The circuit breaker box is where you can access all the major power lines in your home, and its purpose is to disrupt the flow of power if something is wrong with the current. This ability may save electrical appliances that are plugged into a problematic circuit and can even prevent electrocution or fires.
In your box, the main circuit breaker is the primary on-and-off switch, and single-pole and double-pole breakers can handle 120 and 240 volts of energy, respectively. Also, arc fault circuit interrupters prevent electrical accidents, sub-panels allow for additional circuits, and bus bars break up the main current to power the different areas of the home.
To figure out what size your circuit breaker needs to be, multiply the square footage of your house by three to figure out the light and receptacle watts, and then add the wattage needed to run your kitchen, laundry room, air conditioning, and heating units. Divide this total wattage by 230 to determine the total amperage needed.
Before anything else, make sure you know which switch in your box controls which outlets in your home. Your hands should be completely dry when using it, and if there are issues resetting the power or with the box itself, it’s essential that you do not repeatedly reset the power breaker to get it to work.

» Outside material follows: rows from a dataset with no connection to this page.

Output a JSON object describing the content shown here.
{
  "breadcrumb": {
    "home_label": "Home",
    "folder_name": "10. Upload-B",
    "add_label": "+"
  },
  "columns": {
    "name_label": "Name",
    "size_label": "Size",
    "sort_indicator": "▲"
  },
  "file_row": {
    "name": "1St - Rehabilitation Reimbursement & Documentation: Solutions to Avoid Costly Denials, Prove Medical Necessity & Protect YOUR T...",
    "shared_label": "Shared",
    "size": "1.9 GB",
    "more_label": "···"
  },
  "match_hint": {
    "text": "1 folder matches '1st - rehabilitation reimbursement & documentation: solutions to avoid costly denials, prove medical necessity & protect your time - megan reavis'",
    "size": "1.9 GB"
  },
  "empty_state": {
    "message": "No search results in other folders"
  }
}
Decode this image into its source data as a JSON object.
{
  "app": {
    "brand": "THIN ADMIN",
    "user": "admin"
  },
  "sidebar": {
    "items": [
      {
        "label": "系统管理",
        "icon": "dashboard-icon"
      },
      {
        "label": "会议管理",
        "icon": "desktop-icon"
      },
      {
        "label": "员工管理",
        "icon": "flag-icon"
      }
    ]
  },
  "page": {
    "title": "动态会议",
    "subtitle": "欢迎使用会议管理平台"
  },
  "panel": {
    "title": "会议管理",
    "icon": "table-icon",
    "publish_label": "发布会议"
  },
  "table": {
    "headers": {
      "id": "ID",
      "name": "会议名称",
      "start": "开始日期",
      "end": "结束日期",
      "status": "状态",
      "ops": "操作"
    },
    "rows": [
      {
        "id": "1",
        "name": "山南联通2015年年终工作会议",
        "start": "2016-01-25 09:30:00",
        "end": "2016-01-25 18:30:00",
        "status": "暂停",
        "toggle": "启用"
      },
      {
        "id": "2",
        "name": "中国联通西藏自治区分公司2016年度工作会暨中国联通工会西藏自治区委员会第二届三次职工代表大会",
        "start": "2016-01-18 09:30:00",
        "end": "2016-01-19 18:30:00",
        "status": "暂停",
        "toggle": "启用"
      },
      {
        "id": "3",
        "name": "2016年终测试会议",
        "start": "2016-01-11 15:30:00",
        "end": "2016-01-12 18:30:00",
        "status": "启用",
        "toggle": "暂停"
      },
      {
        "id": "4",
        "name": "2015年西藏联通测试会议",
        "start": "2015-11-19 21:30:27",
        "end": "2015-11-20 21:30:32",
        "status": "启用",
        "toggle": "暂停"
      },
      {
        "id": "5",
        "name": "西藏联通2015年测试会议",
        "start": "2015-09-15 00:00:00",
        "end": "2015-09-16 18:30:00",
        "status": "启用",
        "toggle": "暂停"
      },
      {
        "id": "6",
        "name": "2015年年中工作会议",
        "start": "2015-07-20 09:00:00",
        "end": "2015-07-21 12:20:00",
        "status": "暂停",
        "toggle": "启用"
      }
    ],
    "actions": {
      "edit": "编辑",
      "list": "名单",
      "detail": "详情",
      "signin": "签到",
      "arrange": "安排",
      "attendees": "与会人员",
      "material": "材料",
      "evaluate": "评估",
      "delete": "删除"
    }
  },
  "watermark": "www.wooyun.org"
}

On average, the electrical panel within your circuit breaker box should be replaced every forty years, but if it’s causing issues with your daily electricity use, it should be replaced sooner. You should also replace it if you see rust, smell something burning, or the box is very hot to the touch.